It's far from the truth though. There is not a singular spot of perfect beauty in time or space that, captured on film or in the mind's eye can be held onto and saved. Part of the autumn's beauty is in the fluidity. It's organic. It's a process. The color is enhanced by it's ever changing slideto the inevitable of change that enhances the color.

Watching the season's cycle from my car window and trying to wrap my mind around my pacifism and world events I was reminded of a quote by A.J. Muste that moved into t-shirt trite-ism a few years ago: "There is no way to peace. Peace is the way." It holds a kernel of truth. We need to actively work for peace. Pacifists imply, in our culture at least, a spot--a passive spot. I want to remember to live pacifism--to be a peace maker, active, organic, moving. That is where we will find the grace and beauty of it all. When I search for peace as a spot, as a kind of garden of Eden, I will not find it. The world will invade and I will be constantly drawn away from the place. If I walk the path of peace in my life I come to expect challenges and opportunities; I learn to find joy in the journey.
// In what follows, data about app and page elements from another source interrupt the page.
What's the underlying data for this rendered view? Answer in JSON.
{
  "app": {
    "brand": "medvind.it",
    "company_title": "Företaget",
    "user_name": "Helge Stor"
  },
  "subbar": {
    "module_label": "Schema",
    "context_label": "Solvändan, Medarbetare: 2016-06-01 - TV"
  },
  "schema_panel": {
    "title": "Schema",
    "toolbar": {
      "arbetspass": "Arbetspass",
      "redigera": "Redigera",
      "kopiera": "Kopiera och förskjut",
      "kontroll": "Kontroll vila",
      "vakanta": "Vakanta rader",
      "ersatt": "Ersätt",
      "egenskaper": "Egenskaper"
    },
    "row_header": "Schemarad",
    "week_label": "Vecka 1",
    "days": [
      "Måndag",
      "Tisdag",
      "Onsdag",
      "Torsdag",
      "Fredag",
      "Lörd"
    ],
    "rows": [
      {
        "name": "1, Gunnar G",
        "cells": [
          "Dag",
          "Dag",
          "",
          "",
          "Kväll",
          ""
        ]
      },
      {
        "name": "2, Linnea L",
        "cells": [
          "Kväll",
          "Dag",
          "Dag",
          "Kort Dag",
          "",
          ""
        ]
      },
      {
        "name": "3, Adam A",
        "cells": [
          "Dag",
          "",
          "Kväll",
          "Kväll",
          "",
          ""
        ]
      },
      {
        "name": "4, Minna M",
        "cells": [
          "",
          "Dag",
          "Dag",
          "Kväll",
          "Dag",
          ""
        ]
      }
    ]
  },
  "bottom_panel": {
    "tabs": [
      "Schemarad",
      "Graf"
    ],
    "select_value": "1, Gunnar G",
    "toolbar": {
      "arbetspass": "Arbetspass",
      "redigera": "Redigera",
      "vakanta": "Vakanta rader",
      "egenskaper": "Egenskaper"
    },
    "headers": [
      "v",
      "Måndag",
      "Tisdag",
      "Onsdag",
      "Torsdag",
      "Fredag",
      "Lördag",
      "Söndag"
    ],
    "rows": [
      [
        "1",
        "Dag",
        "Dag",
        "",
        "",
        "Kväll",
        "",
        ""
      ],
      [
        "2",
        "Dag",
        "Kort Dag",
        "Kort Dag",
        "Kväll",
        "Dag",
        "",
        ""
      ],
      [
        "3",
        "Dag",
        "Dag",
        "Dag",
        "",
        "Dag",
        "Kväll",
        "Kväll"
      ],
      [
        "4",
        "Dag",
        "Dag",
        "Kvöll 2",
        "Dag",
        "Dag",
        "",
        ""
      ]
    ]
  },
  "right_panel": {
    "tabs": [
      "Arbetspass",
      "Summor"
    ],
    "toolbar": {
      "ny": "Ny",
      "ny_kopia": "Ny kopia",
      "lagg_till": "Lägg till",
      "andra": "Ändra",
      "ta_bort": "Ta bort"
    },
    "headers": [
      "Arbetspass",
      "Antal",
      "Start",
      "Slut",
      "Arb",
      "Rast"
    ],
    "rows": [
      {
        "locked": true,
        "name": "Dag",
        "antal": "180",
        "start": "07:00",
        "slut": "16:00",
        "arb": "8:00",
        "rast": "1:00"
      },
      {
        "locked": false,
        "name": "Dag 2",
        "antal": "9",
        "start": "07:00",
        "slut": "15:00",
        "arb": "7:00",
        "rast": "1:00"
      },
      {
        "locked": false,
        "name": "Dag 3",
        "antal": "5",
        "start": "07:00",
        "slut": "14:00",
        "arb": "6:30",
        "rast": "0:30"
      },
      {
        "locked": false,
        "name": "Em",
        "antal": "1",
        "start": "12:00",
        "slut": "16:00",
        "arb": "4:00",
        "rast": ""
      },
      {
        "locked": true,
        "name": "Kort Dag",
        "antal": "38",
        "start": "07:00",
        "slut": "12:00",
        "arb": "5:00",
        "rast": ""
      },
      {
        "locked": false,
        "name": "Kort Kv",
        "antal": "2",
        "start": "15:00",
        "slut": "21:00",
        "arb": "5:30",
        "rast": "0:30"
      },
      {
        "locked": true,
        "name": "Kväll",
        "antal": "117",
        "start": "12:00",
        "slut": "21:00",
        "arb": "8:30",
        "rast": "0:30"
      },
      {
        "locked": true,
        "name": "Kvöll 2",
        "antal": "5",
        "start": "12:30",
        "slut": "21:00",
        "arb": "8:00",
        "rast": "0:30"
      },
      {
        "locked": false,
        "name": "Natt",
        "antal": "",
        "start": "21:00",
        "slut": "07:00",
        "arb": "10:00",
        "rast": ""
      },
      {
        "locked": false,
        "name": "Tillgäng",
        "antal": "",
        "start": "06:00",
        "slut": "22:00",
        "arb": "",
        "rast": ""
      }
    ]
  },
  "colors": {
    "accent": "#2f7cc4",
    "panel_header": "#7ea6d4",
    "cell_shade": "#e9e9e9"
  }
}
One of the most powerful books I've read recently has been God Is A Verb by a rabbi, David Cooper. In his exportation of the Kabbalah he talks of the Jewish mystical understanding of God being more process than being, more verb than noun. I like that, and not only because it resolves all those gender issues of God. It both resonates and expands my understanding of the Divine in my life and in the world. How odd that a simple part of speech makes such a large difference. Friends have always found God's presence in work and in some ways God is that work itself.

The beauty of the leaves changing is in the changing. Living a peaceful life is in the living. Experiencing God not as an object but as an organic embracing growth amplifies my sense of beauty and of peace. It's in the making, the doing, the loving, the holding and the cherishing. To search it out as a stagnant point in time is to miss it's mystery and it beauty.

All contents of this page -- Copyright 2001 Carl Williams, All Rights Reserved